These four students were recognized at the Awards Ceremony, held on Zoom on Friday, February 12. The ceremony included several guest speakers, including two of the collection’s co-founders. Matt Richardson shared the story of how he founded the Black Queer Studies Collection with librarians Kristen Hogan and Lindsey Schell, and he read from his recent novel Black Canvas: A Campus Haunting. Lindsey Schell and Xavier Livermon discussed their contributions to the BQSC, and Dee Dee Watters and Jo Hsu spoke about the life and legacy of Monica K. Roberts. Monica was known as the TransGriot, and she was a Houston-based transgender rights activist and blogger. The graduate award is named for her. Alexis Pauline Gumbs closed the ceremony with her presentation on “Archive as Oracle”, which included creative divination readings based on the poetry of Audre Lorde. The Black Queer Studies Collection includes Alexis’s books, such as Undrowned and M Archive: After the End of the World.
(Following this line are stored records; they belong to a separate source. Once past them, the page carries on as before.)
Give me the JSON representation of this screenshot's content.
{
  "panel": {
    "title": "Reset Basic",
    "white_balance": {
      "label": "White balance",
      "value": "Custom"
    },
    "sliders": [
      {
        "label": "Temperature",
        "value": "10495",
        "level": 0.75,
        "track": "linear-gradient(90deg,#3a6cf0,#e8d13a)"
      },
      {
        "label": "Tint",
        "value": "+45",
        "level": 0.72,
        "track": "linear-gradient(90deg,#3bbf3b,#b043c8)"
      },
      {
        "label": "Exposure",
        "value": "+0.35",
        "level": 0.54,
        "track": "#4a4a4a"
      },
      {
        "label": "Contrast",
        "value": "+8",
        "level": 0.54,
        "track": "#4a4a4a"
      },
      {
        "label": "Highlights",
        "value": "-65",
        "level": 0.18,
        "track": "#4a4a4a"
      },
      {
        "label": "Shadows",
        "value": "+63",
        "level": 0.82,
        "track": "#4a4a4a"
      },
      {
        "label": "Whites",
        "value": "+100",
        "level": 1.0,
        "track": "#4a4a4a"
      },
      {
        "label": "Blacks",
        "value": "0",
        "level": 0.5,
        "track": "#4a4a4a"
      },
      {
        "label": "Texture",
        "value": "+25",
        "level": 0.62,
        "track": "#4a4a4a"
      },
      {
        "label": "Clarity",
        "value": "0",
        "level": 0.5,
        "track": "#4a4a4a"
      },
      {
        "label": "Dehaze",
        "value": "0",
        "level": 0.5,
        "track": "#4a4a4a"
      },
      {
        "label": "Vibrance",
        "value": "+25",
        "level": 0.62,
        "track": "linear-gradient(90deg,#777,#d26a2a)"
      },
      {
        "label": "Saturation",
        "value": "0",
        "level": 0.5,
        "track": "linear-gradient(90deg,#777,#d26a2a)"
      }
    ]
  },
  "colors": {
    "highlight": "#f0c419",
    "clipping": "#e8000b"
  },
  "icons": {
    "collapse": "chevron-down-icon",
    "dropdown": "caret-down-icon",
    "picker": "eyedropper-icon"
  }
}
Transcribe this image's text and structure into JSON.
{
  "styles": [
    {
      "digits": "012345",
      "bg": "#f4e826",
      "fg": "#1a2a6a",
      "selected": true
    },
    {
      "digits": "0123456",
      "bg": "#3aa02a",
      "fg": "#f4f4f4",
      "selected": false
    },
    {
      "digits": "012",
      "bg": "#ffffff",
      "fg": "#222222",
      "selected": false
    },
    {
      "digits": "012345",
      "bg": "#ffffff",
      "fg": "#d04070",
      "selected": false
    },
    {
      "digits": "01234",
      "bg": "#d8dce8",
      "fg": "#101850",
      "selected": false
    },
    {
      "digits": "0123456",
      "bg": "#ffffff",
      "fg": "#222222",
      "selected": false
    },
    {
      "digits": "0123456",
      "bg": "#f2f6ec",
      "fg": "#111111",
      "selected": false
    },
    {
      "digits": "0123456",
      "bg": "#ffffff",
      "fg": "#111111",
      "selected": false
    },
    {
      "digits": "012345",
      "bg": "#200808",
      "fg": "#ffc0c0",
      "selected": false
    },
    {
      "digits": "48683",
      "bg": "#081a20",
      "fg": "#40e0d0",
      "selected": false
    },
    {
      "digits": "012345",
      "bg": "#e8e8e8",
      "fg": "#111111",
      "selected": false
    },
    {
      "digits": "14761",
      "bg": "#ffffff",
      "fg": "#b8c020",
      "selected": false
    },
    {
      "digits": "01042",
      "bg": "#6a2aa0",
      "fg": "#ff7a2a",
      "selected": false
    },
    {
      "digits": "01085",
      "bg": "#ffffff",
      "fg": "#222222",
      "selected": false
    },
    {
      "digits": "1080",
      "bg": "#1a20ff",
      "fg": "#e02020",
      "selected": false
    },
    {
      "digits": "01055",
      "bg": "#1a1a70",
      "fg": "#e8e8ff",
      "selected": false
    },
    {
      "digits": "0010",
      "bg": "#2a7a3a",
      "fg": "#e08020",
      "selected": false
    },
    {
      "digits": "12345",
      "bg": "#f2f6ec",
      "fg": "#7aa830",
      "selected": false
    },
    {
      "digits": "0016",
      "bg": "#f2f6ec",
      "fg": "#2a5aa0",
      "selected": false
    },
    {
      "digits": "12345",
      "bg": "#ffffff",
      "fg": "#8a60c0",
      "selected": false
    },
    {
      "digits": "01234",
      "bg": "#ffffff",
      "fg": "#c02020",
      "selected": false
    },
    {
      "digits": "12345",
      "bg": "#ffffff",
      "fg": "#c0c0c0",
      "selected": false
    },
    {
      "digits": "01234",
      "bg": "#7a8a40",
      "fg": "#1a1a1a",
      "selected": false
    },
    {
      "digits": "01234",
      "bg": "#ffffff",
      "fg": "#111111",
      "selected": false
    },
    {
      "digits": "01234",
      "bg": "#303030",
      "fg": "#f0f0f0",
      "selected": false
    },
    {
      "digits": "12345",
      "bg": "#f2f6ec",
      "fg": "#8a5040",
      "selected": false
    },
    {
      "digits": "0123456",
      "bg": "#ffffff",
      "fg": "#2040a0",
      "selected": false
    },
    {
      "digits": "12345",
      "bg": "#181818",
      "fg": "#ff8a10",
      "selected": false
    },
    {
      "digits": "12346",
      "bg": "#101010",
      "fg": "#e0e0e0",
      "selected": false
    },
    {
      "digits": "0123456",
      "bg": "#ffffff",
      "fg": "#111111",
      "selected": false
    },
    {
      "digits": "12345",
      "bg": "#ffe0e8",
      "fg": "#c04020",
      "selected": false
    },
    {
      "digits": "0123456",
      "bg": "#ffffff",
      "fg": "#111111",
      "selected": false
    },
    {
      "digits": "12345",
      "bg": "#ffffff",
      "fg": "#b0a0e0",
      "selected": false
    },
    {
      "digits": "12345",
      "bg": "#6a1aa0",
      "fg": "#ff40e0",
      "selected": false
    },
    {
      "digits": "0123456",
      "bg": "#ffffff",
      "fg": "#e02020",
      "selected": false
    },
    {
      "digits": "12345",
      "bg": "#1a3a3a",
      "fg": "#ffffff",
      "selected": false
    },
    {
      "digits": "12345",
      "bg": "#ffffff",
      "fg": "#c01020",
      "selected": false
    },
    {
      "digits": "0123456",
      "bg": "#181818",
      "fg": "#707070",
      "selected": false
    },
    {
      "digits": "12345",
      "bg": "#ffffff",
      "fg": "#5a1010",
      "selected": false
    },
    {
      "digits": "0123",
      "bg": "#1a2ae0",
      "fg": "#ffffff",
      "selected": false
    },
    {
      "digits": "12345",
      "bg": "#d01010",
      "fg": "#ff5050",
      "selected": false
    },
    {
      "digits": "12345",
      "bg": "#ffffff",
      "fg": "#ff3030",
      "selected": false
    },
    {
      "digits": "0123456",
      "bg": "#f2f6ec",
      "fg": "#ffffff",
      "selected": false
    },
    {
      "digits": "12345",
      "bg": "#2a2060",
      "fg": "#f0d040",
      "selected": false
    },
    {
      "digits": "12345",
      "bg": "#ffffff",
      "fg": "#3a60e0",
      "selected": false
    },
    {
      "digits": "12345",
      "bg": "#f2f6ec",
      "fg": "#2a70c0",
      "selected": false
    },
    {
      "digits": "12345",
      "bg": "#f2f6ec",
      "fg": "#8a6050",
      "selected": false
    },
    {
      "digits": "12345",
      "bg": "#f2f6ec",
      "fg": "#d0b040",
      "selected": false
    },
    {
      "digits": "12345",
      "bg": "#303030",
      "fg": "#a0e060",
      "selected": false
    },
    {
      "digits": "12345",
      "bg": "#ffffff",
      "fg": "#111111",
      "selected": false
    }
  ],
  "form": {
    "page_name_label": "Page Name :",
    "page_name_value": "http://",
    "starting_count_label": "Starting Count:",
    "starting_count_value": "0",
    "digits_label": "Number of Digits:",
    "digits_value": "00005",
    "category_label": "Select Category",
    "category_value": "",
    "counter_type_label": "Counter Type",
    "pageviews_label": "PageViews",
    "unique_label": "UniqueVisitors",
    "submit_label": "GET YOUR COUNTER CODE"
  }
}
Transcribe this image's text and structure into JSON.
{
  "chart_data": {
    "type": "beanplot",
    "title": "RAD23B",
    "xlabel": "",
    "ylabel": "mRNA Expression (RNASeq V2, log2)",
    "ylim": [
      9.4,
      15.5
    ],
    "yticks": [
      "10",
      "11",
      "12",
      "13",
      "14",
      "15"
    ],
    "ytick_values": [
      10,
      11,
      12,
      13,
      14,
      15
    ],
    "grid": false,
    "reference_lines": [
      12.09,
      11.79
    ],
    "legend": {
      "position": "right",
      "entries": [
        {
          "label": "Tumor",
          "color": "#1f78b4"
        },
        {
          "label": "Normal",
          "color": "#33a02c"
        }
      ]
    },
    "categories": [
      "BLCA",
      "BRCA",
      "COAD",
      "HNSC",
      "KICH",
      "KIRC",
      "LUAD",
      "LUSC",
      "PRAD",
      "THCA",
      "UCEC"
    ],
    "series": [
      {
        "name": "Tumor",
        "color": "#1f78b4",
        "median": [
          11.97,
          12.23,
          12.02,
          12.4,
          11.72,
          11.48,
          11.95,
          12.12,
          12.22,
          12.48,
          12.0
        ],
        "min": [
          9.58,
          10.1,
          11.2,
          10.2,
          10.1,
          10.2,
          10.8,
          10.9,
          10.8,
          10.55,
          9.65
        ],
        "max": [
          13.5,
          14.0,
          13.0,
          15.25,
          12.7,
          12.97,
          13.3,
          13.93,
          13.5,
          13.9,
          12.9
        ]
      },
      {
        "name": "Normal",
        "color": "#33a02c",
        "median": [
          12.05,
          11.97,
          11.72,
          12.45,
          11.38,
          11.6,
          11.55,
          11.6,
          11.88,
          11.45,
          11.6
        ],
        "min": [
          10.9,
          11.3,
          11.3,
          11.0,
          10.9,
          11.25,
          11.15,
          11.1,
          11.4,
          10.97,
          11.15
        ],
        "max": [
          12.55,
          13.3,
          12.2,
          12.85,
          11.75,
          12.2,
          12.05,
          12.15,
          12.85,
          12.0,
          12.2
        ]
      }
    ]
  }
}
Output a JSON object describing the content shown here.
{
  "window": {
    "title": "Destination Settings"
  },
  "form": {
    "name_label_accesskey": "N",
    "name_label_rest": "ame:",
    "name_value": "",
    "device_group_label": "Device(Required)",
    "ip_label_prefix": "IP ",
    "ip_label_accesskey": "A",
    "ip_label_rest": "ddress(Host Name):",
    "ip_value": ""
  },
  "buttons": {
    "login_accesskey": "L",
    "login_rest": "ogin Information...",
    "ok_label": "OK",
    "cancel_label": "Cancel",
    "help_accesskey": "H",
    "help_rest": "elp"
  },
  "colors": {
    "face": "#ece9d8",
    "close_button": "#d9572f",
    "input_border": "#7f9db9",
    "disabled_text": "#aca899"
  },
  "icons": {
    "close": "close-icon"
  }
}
Many UT staff and faculty worked behind the scenes to make both the awards and the ceremony possible. Gina Bastone and Adriana Cásarez are the liaison librarians who curate and maintain the collection, and they partnered with professor Lyndon Gill from African and African Diaspora Studies to organize the awards and the event. The faculty selection committee included Hershini Young, Neville Hoad, and Nessette Falu.
The Libraries would like to thank our campus partners for sponsoring the awards ceremony and providing annual funding for the Black Queer Studies Collection. They include the African and African Diaspora Studies Department, the John L. Warfield Center for African and African American Studies, the Center for Women’s and Gender Studies, the LGBTQ Studies Program, and the English Department. The prize money is dispersed through the UT Libraries, and primarily draws from the Black Queer Studies Collection Endowment, originally funded through a crowd-sourced fundraising campaign in 2021. To give to the Black Queer Studies Collection Endowment fund, please contact the UT Libraries Development Office.